TASK: Lines in the listing below that contain the string "minutes" are to be found and copied.

ENTRIES SUPPLIED:
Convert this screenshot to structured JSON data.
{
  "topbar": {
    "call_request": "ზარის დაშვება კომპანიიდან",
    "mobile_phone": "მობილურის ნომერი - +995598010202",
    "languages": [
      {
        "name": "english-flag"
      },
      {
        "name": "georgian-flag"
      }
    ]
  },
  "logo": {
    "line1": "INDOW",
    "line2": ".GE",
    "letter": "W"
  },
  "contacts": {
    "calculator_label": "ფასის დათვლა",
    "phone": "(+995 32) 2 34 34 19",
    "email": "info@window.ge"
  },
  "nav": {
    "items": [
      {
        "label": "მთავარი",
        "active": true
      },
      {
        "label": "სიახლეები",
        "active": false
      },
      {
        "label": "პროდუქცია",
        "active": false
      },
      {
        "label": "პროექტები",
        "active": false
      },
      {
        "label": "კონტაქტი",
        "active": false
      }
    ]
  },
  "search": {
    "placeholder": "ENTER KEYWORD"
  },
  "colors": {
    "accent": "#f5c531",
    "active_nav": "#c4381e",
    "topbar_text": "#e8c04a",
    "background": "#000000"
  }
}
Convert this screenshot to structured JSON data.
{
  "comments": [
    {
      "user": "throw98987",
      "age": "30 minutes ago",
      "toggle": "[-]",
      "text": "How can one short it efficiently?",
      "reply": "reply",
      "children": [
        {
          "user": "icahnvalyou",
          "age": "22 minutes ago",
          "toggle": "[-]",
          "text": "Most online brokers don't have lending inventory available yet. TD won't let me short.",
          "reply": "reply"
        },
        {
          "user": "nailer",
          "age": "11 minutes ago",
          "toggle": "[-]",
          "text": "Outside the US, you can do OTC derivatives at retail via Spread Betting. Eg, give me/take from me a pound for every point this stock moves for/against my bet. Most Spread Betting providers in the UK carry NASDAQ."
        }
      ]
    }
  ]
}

TASK SOLUTION:
      "age": "30 minutes ago",
          "age": "22 minutes ago",
          "age": "11 minutes ago",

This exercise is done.